Jai: That is exactly why SEBI has approved side-pocketing. With side-pocketing, as soon as Chaupatram Ltd defaults, the fund can decide to move the Rs 100 crore bond into a separate portfolio until it is finally sold. The NAV of the fund will be recalculated to exclude the bad bond, while the side pocket will have its own NAV based on the valuation of the Chaupatram bond.
All investors in the fund will get additional units in the side pocket. But new investors buying the fund after the default will not get shares in it. So, if Chaupatram Ltd pays up, only old investors with the side-pocket units will get the money.
Veeru: This helps in two ways. Your fund will not suffer panic exits from investors because the rotten tomato immediately gets separated into a side pocket. At the same time, you will get to enjoy it if the bad bond finally realises something.
Gabbar: Sounds like a wonderful idea.
Veeru: This idea isn't a new innovation. In markets like those of the US, hedge funds use side pockets all the time.
Jai: But side pockets can have some minuses. In fact, that is why when JP Morgan Fund first asked SEBI about side pockets a few years ago, it didn't permit it.
Jai: The worry is that once you allow debt funds such an easy solution to bad bonds, fund managers will take too many risks and create too many side pockets. What's happening in those side pockets can become quite difficult to track for investors and raters, too. Over time, people can lose track of the side pocket.
Gabbar: Hmm, I can understand. When I wear my cargo pants, I always forget which pocket I put my car keys in.
Veeru: Valuation is another issue. Because the side pocket always has doubtful bonds which are not very liquid, its NAV can be computed in any way by the fund house. In the US, I heard of a case where a hedge fund overvalued its side pocket, so that it could continue to earn a fat management fee on it.
Jai: It is best that funds are not allowed to charge fees on side pockets. First you make a mistake and then charge fees! There was also this case where the US SEC, which is like our SEBI, found the fund company quietly taking away the dividends and other earnings from the side pocket because investors didn't know what was going on in it.
Gabbar: Oh, but how can they do that? Surely, someone should be checking the side pocket, as my wife does.
Veeru: Yes, possibly the fund's trustees can be asked to do so.

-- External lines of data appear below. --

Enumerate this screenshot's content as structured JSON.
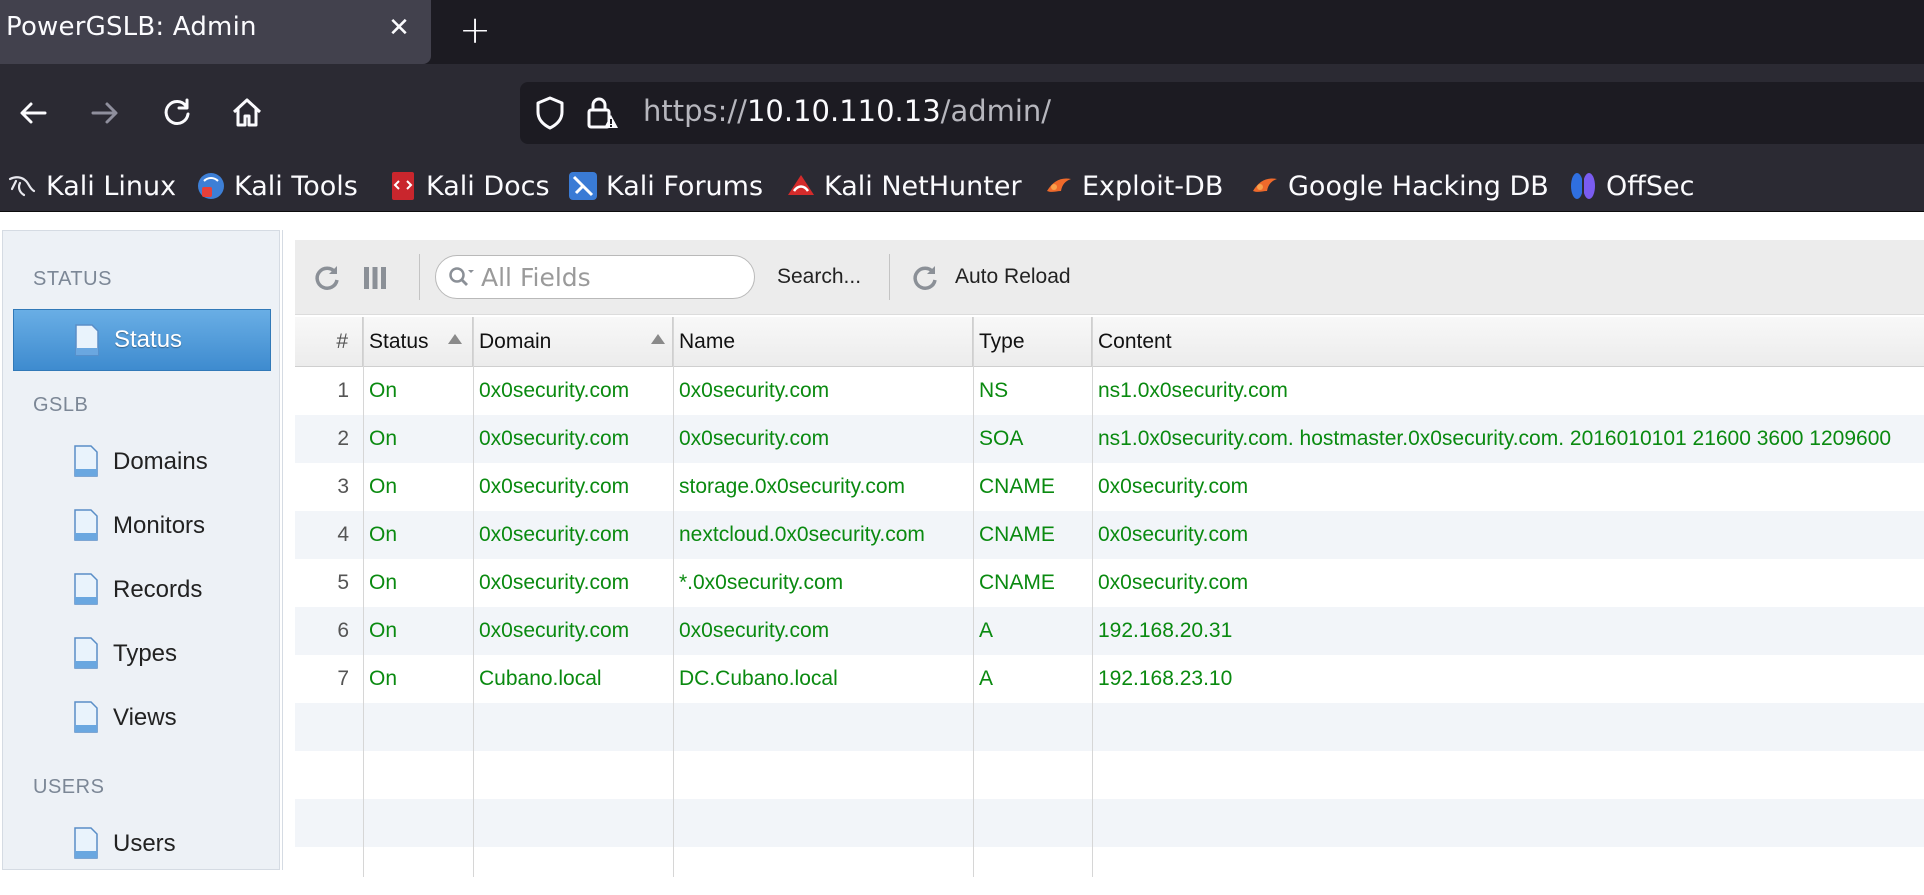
{
  "browser": {
    "tab_title": "PowerGSLB: Admin",
    "close_glyph": "✕",
    "new_tab_glyph": "+",
    "url_scheme": "https://",
    "url_host": "10.10.110.13",
    "url_path": "/admin/",
    "bookmarks": [
      {
        "label": "Kali Linux",
        "icon": "kali-dragon-icon"
      },
      {
        "label": "Kali Tools",
        "icon": "kali-tools-icon"
      },
      {
        "label": "Kali Docs",
        "icon": "kali-docs-icon"
      },
      {
        "label": "Kali Forums",
        "icon": "kali-forums-icon"
      },
      {
        "label": "Kali NetHunter",
        "icon": "kali-nethunter-icon"
      },
      {
        "label": "Exploit-DB",
        "icon": "exploit-db-icon"
      },
      {
        "label": "Google Hacking DB",
        "icon": "ghdb-icon"
      },
      {
        "label": "OffSec",
        "icon": "offsec-icon"
      }
    ]
  },
  "sidebar": {
    "groups": [
      {
        "label": "STATUS"
      },
      {
        "label": "GSLB"
      },
      {
        "label": "USERS"
      }
    ],
    "items": [
      {
        "label": "Status",
        "active": true
      },
      {
        "label": "Domains"
      },
      {
        "label": "Monitors"
      },
      {
        "label": "Records"
      },
      {
        "label": "Types"
      },
      {
        "label": "Views"
      },
      {
        "label": "Users"
      }
    ]
  },
  "toolbar": {
    "search_placeholder": "All Fields",
    "search_button": "Search...",
    "auto_reload": "Auto Reload"
  },
  "table": {
    "columns": [
      "#",
      "Status",
      "Domain",
      "Name",
      "Type",
      "Content"
    ],
    "rows": [
      {
        "n": "1",
        "status": "On",
        "domain": "0x0security.com",
        "name": "0x0security.com",
        "type": "NS",
        "content": "ns1.0x0security.com"
      },
      {
        "n": "2",
        "status": "On",
        "domain": "0x0security.com",
        "name": "0x0security.com",
        "type": "SOA",
        "content": "ns1.0x0security.com. hostmaster.0x0security.com. 2016010101 21600 3600 1209600"
      },
      {
        "n": "3",
        "status": "On",
        "domain": "0x0security.com",
        "name": "storage.0x0security.com",
        "type": "CNAME",
        "content": "0x0security.com"
      },
      {
        "n": "4",
        "status": "On",
        "domain": "0x0security.com",
        "name": "nextcloud.0x0security.com",
        "type": "CNAME",
        "content": "0x0security.com"
      },
      {
        "n": "5",
        "status": "On",
        "domain": "0x0security.com",
        "name": "*.0x0security.com",
        "type": "CNAME",
        "content": "0x0security.com"
      },
      {
        "n": "6",
        "status": "On",
        "domain": "0x0security.com",
        "name": "0x0security.com",
        "type": "A",
        "content": "192.168.20.31"
      },
      {
        "n": "7",
        "status": "On",
        "domain": "Cubano.local",
        "name": "DC.Cubano.local",
        "type": "A",
        "content": "192.168.23.10"
      }
    ]
  },
  "colors": {
    "record_text": "#0a8a10",
    "active_item": "#4a97d8"
  }
}
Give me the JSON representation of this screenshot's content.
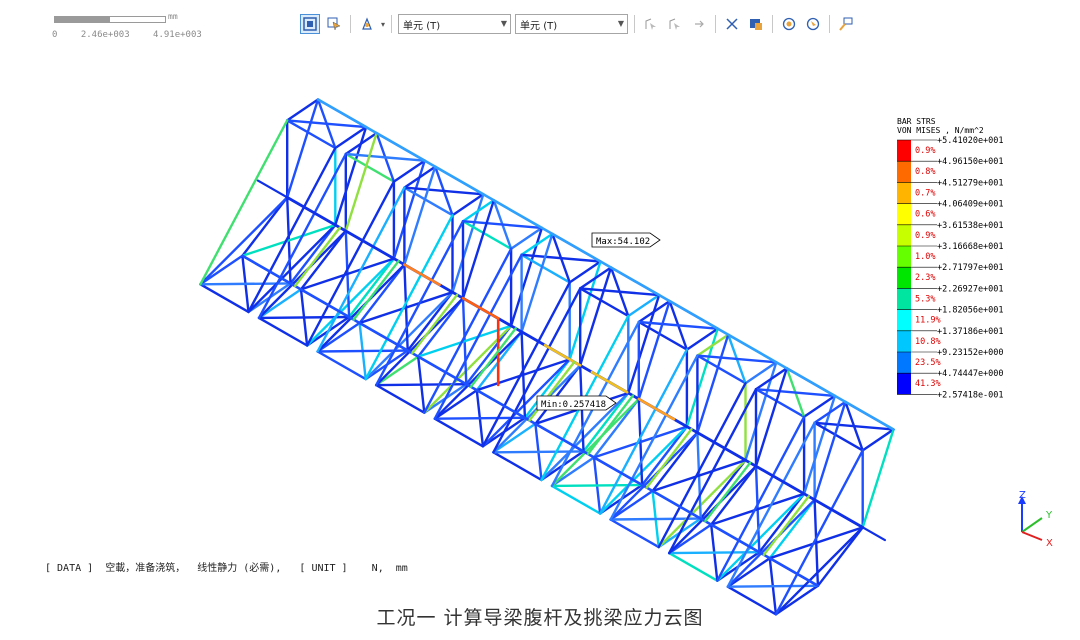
{
  "scale_bar": {
    "unit": "mm",
    "ticks": [
      "0",
      "2.46e+003",
      "4.91e+003"
    ]
  },
  "toolbar": {
    "select1": "单元 (T)",
    "select2": "单元 (T)",
    "colors": {
      "accent": "#4a90d9",
      "icon_blue": "#2f5fb0",
      "icon_orange": "#e8a33c"
    }
  },
  "legend": {
    "title_line1": "BAR STRS",
    "title_line2": "VON MISES , N/mm^2",
    "values": [
      "+5.41020e+001",
      "+4.96150e+001",
      "+4.51279e+001",
      "+4.06409e+001",
      "+3.61538e+001",
      "+3.16668e+001",
      "+2.71797e+001",
      "+2.26927e+001",
      "+1.82056e+001",
      "+1.37186e+001",
      "+9.23152e+000",
      "+4.74447e+000",
      "+2.57418e-001"
    ],
    "percents": [
      "0.9%",
      "0.8%",
      "0.7%",
      "0.6%",
      "0.9%",
      "1.0%",
      "2.3%",
      "5.3%",
      "11.9%",
      "10.8%",
      "23.5%",
      "41.3%"
    ],
    "colors": [
      "#ff0000",
      "#ff6a00",
      "#ffb400",
      "#ffff00",
      "#c8ff00",
      "#66ff00",
      "#00e600",
      "#00e6a0",
      "#00ffff",
      "#00c8ff",
      "#0078ff",
      "#0000ff"
    ]
  },
  "markers": {
    "max": "Max:54.102",
    "min": "Min:0.257418"
  },
  "status": {
    "data_tag": "[ DATA ]",
    "data_text": "空載，准备浇筑，  线性静力 (必需),",
    "unit_tag": "[ UNIT ]",
    "unit_text": "N,  mm"
  },
  "axis_triad": {
    "z": "Z",
    "y": "Y",
    "x": "X"
  },
  "caption": "工况一   计算导梁腹杆及挑梁应力云图"
}
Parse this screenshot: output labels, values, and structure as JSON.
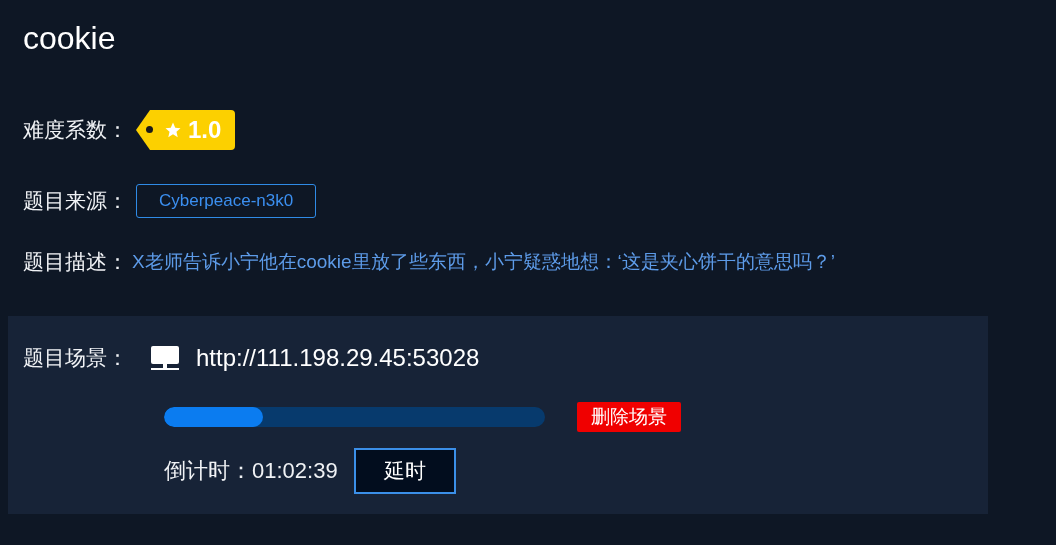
{
  "title": "cookie",
  "difficulty": {
    "label": "难度系数：",
    "value": "1.0"
  },
  "source": {
    "label": "题目来源：",
    "value": "Cyberpeace-n3k0"
  },
  "description": {
    "label": "题目描述：",
    "value": "X老师告诉小宁他在cookie里放了些东西，小宁疑惑地想：‘这是夹心饼干的意思吗？’"
  },
  "scene": {
    "label": "题目场景：",
    "url": "http://111.198.29.45:53028",
    "level": 0.26,
    "delete_button": "删除场景",
    "countdown": {
      "label": "倒计时：",
      "value": "01:02:39"
    },
    "extend_button": "延时"
  }
}
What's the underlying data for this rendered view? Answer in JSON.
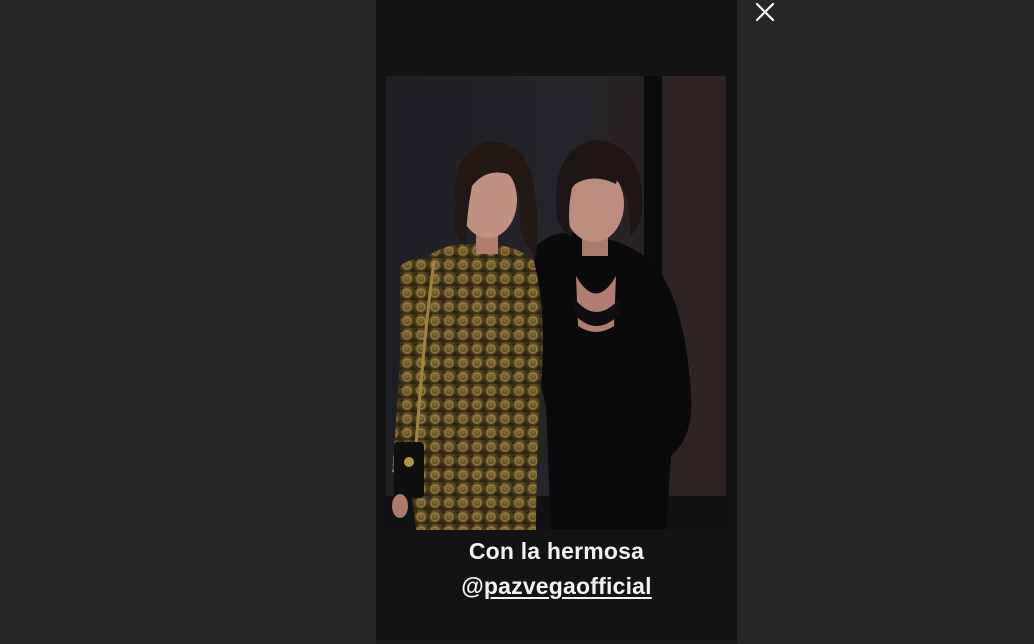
{
  "story": {
    "caption_line1": "Con la hermosa",
    "mention_at": "@",
    "mention_handle": "pazvegaofficial"
  },
  "controls": {
    "close_icon": "close-icon"
  },
  "colors": {
    "page_background": "#262626",
    "story_background": "#131313",
    "caption_text": "#f2f2f2"
  }
}
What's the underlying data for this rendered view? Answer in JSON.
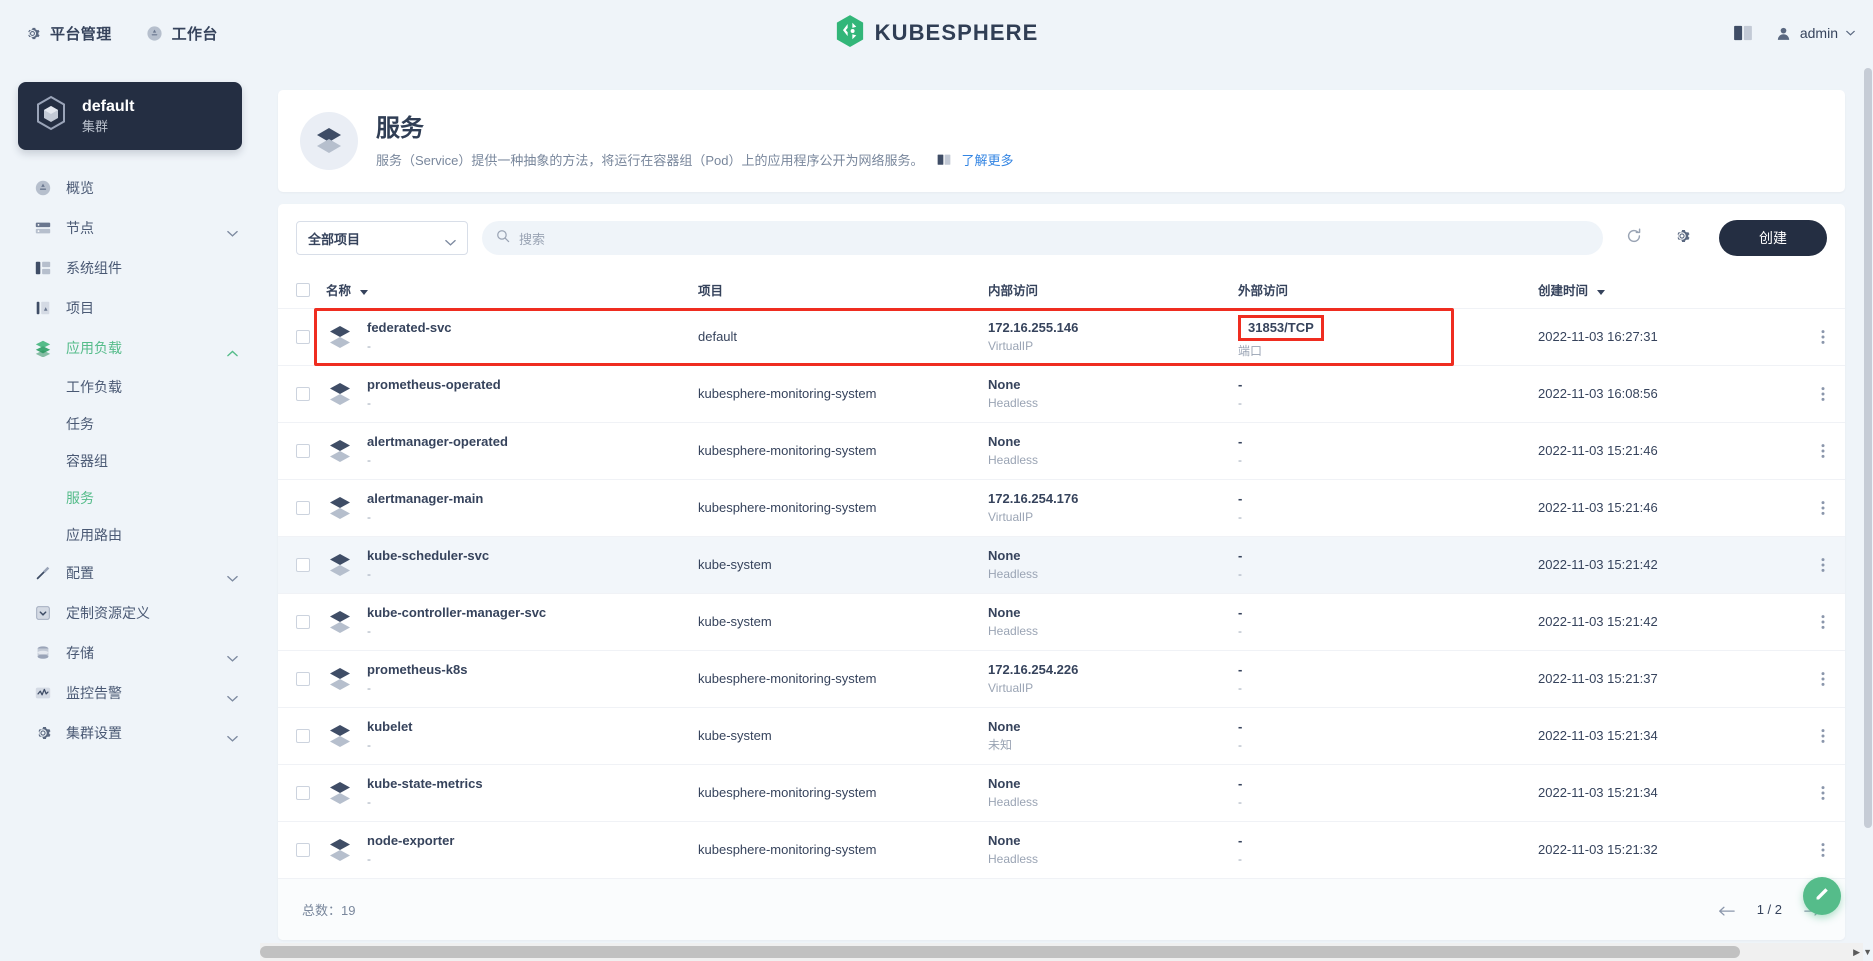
{
  "topbar": {
    "nav": [
      {
        "label": "平台管理",
        "icon": "gear-icon"
      },
      {
        "label": "工作台",
        "icon": "grid-icon"
      }
    ],
    "brand": "KUBESPHERE",
    "docs_icon": "book-icon",
    "user": "admin"
  },
  "sidebar": {
    "cluster": {
      "name": "default",
      "subtitle": "集群",
      "icon": "cube-icon"
    },
    "items": [
      {
        "label": "概览",
        "icon": "overview-icon",
        "expandable": false,
        "active": false
      },
      {
        "label": "节点",
        "icon": "nodes-icon",
        "expandable": true,
        "active": false
      },
      {
        "label": "系统组件",
        "icon": "components-icon",
        "expandable": false,
        "active": false
      },
      {
        "label": "项目",
        "icon": "projects-icon",
        "expandable": false,
        "active": false
      },
      {
        "label": "应用负载",
        "icon": "workloads-icon",
        "expandable": true,
        "active": true,
        "expanded": true
      }
    ],
    "sub_items": [
      {
        "label": "工作负载",
        "active": false
      },
      {
        "label": "任务",
        "active": false
      },
      {
        "label": "容器组",
        "active": false
      },
      {
        "label": "服务",
        "active": true
      },
      {
        "label": "应用路由",
        "active": false
      }
    ],
    "items_after": [
      {
        "label": "配置",
        "icon": "config-icon",
        "expandable": true,
        "active": false
      },
      {
        "label": "定制资源定义",
        "icon": "crd-icon",
        "expandable": false,
        "active": false
      },
      {
        "label": "存储",
        "icon": "storage-icon",
        "expandable": true,
        "active": false
      },
      {
        "label": "监控告警",
        "icon": "monitoring-icon",
        "expandable": true,
        "active": false
      },
      {
        "label": "集群设置",
        "icon": "settings-icon",
        "expandable": true,
        "active": false
      }
    ]
  },
  "banner": {
    "title": "服务",
    "description": "服务（Service）提供一种抽象的方法，将运行在容器组（Pod）上的应用程序公开为网络服务。",
    "link": "了解更多",
    "icon": "service-icon"
  },
  "toolbar": {
    "project_filter": "全部项目",
    "search_placeholder": "搜索",
    "refresh_icon": "refresh-icon",
    "settings_icon": "gear-icon",
    "create_label": "创建"
  },
  "table": {
    "columns": [
      {
        "key": "name",
        "label": "名称",
        "sortable": true
      },
      {
        "key": "project",
        "label": "项目",
        "sortable": false
      },
      {
        "key": "internal",
        "label": "内部访问",
        "sortable": false
      },
      {
        "key": "external",
        "label": "外部访问",
        "sortable": false
      },
      {
        "key": "created",
        "label": "创建时间",
        "sortable": true
      }
    ],
    "rows": [
      {
        "name": "federated-svc",
        "name_sub": "-",
        "project": "default",
        "internal": "172.16.255.146",
        "internal_sub": "VirtualIP",
        "external": "31853/TCP",
        "external_sub": "端口",
        "created": "2022-11-03 16:27:31",
        "highlight_row": true,
        "highlight_port": true
      },
      {
        "name": "prometheus-operated",
        "name_sub": "-",
        "project": "kubesphere-monitoring-system",
        "internal": "None",
        "internal_sub": "Headless",
        "external": "-",
        "external_sub": "-",
        "created": "2022-11-03 16:08:56"
      },
      {
        "name": "alertmanager-operated",
        "name_sub": "-",
        "project": "kubesphere-monitoring-system",
        "internal": "None",
        "internal_sub": "Headless",
        "external": "-",
        "external_sub": "-",
        "created": "2022-11-03 15:21:46"
      },
      {
        "name": "alertmanager-main",
        "name_sub": "-",
        "project": "kubesphere-monitoring-system",
        "internal": "172.16.254.176",
        "internal_sub": "VirtualIP",
        "external": "-",
        "external_sub": "-",
        "created": "2022-11-03 15:21:46"
      },
      {
        "name": "kube-scheduler-svc",
        "name_sub": "-",
        "project": "kube-system",
        "internal": "None",
        "internal_sub": "Headless",
        "external": "-",
        "external_sub": "-",
        "created": "2022-11-03 15:21:42",
        "alt": true
      },
      {
        "name": "kube-controller-manager-svc",
        "name_sub": "-",
        "project": "kube-system",
        "internal": "None",
        "internal_sub": "Headless",
        "external": "-",
        "external_sub": "-",
        "created": "2022-11-03 15:21:42"
      },
      {
        "name": "prometheus-k8s",
        "name_sub": "-",
        "project": "kubesphere-monitoring-system",
        "internal": "172.16.254.226",
        "internal_sub": "VirtualIP",
        "external": "-",
        "external_sub": "-",
        "created": "2022-11-03 15:21:37"
      },
      {
        "name": "kubelet",
        "name_sub": "-",
        "project": "kube-system",
        "internal": "None",
        "internal_sub": "未知",
        "external": "-",
        "external_sub": "-",
        "created": "2022-11-03 15:21:34"
      },
      {
        "name": "kube-state-metrics",
        "name_sub": "-",
        "project": "kubesphere-monitoring-system",
        "internal": "None",
        "internal_sub": "Headless",
        "external": "-",
        "external_sub": "-",
        "created": "2022-11-03 15:21:34"
      },
      {
        "name": "node-exporter",
        "name_sub": "-",
        "project": "kubesphere-monitoring-system",
        "internal": "None",
        "internal_sub": "Headless",
        "external": "-",
        "external_sub": "-",
        "created": "2022-11-03 15:21:32"
      }
    ]
  },
  "footer": {
    "total": "总数：19",
    "page": "1 / 2",
    "prev_icon": "arrow-left-icon",
    "next_icon": "arrow-right-icon"
  },
  "colors": {
    "accent": "#55bc8a",
    "dark": "#242e42",
    "link": "#3385e3",
    "highlight": "#ef2d20",
    "page_bg": "#eff4f9"
  }
}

Jai: There's another tricky issue when you allow a fund to create a side pocket. If the news of default leaks out, panic exits can happen even before the creation of the side pocket.
Veeru: Yes, SEBI has just allowed side-pocketing, so the rules on such issues may be announced later.
Jai: Also, I don't think funds will use the side pocket too often, just because it is allowed. Every time there's a bond default, there's so much furore over it. Open-end funds can't afford such reputation damage.
Gabbar: Yes friends, you have convinced me that side-pocketing is a good idea. Now let me hurry home before the sweets in my side pockets melt to zero value.